The Israeli Knesset is debating a bill proposed by David Rotem of the extreme right Yisrael Beiteinu party that would require all Israeli citizens to swear loyalty to Israel as a “Jewish and democratic state.” This bill is targeted at increasing pressure on the twenty percent of Israelis who are Palestinian citizens while forcing the ultra Orthodox Jewish minority who reject the legitimacy of any state not based on Jewish biblical law to accept Zionism. If passed in its proposed form, citizens unwilling to take the loyalty oath would be at risk of losing citizenship.
With a fascist mood permeating Israeli government and society, we set out into the streets of central Jerusalem to engage young revelers on the issue of loyalty. Because Israel is debating legislation claiming that it is alone the Jewish sovereign state and has the authority to speak in the name of the “Jewish people,” we thought that the opinions of supporters of Israel from the Jewish diaspora were an essential element in any discussion about the proposed loyalty bill. Given the already simmering controversy over ‘dual loyalty’ in the United States, the topic needed to be explored thoroughly and unflinchingly. Did the Zionist loyalty oath represent a fulcrum point in the ‘dual loyalty’ debate for diaspora Jews? Would diaspora Jews have any objection to taking an oath to defend the Jewish state?

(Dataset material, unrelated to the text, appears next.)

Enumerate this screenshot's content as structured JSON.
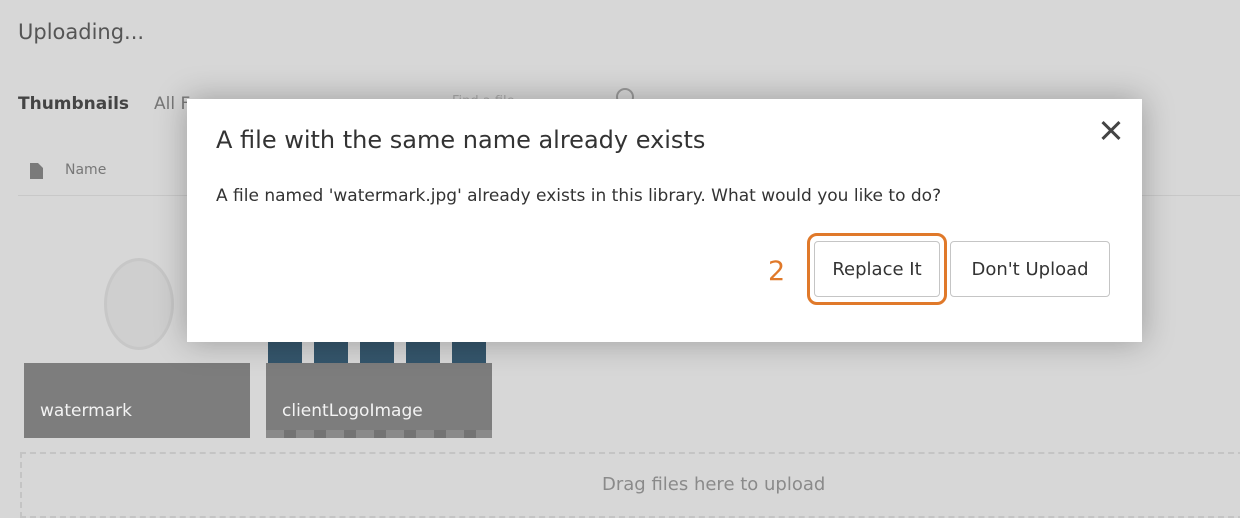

If so, did that put their allegiance to their country of residence in question?
- Max Blumenthal
See his full article here